Pedro Duque's candidacy will be a winner or doomed to failure if it is supported or opposed by Jean-Yves Le Gall, the president of the French space agency, the Centre National d'Etudes Spatiales (CNES), from 2013. A person of great international prestige and the man of reference for the presidents of the Republic, at 61 years of age he has been practically everything in the sector and has won most of the prizes and recognition since he graduated as an engineer in 1981 and began working on space projects.
From September 2016 until last year, Le Gall combined his position at the head of the CNES with that of president of the International Astronautical Federation, the most important space organization in the world. And between 2001 and 2013 he had been President of Arianespace, the European launch service company which markets the Ariane 5, Vega and Russian Soyuz rockets from the European base in French Guiana.
ESA develops its own launchers, satellites, technologies and services and works closely with the space agencies of countries outside Europe, such as the United States, Russia, China, Japan, India and Israel. Its 2020 budget amounts to 4.87 billion euros, resources that are dedicated to gaining in-depth knowledge of the Earth's environment and that which surrounds us, as well as the secrets of the Solar System and the Universe.
Contrary to popular belief, the ESA is not a European Union organisation, although it has close agreements with Brussels regarding the constellations Galileo - the European GPS - and Copernicus, the largest space network for monitoring the environmental health of the atmosphere, the seas and the surface of the Earth.

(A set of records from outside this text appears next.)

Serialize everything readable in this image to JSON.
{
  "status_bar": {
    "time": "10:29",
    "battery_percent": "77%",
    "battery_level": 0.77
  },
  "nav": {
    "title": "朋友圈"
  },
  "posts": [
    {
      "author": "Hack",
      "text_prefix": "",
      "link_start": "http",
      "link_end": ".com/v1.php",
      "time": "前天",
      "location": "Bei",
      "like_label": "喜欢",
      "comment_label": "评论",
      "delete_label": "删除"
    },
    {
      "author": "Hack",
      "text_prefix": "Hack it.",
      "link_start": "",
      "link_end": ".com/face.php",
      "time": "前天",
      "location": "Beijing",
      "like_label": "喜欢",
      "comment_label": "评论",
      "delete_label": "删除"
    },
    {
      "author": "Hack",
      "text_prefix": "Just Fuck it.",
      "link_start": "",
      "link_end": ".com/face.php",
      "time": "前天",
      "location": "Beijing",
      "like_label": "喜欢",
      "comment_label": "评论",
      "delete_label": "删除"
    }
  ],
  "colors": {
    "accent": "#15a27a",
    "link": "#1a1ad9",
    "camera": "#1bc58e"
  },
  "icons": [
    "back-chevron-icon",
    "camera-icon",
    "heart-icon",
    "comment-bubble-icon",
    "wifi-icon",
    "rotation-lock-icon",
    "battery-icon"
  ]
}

As equipment specialists, the Agency's job in both projects is to design the technical component and to build, orbit and operate the satellites funded by the European Commission.
Throughout its still short history, ESA has established a number of firsts in the exploration of the cosmos: the encounter of the Giotto probe with Halley's comet in 1986, the landing of the Huygens probe on Titan, Saturn's moon, the descent of the small Philae device on a comet in 2014, and the use of the Planck space telescope to generate the most detailed map of the cosmic microwave background ever created, the remains of the radiation from the Big Bang, between 2010 and 2013.
The Convention establishing ESA was signed in the French capital on May 30, 1975 by the plenipotentiaries of Belgium, Denmark, France, Germany, Ireland, Italy, the Netherlands, Spain, Sweden, Switzerland and the United Kingdom. The document was signed on behalf of the Madrid government by Spanish diplomat Miguel María de Lojendio, then Spanish ambassador to Paris. The Convention entered into force on October 30, 1980, after the deposit of the last instrument of ratification by France.
Austria and Norway (1986), Finland (1995), Portugal (2000), Greece and Luxembourg (2005), the Czech Republic (2008), Romania (2011) and Poland (2012) have progressively joined. The latest countries to join have been Estonia and Hungary, which signed the accession agreements in February 2015 and became the 21st and 22nd Member States respectively. Canada and Slovenia are associate members, while seven other European Union nations - Bulgaria, Croatia, Cyprus, Latvia, Lithuania, Malta and Slovakia - have cooperation agreements.
The idea of providing Europe with an autonomous space capability from the United States and Russia dates back to the early 1960s. It was sponsored by the President of the French Republic, Charles de Gaulle, and supported by the British Prime Minister, Harold McMillan. Thanks to his drive, an organization was created to develop launchers (ELDO) and another dedicated to satellites (ESRO) in which Spain already participated. Their unsatisfactory results led to the disappearance of both and the foundation of ESA.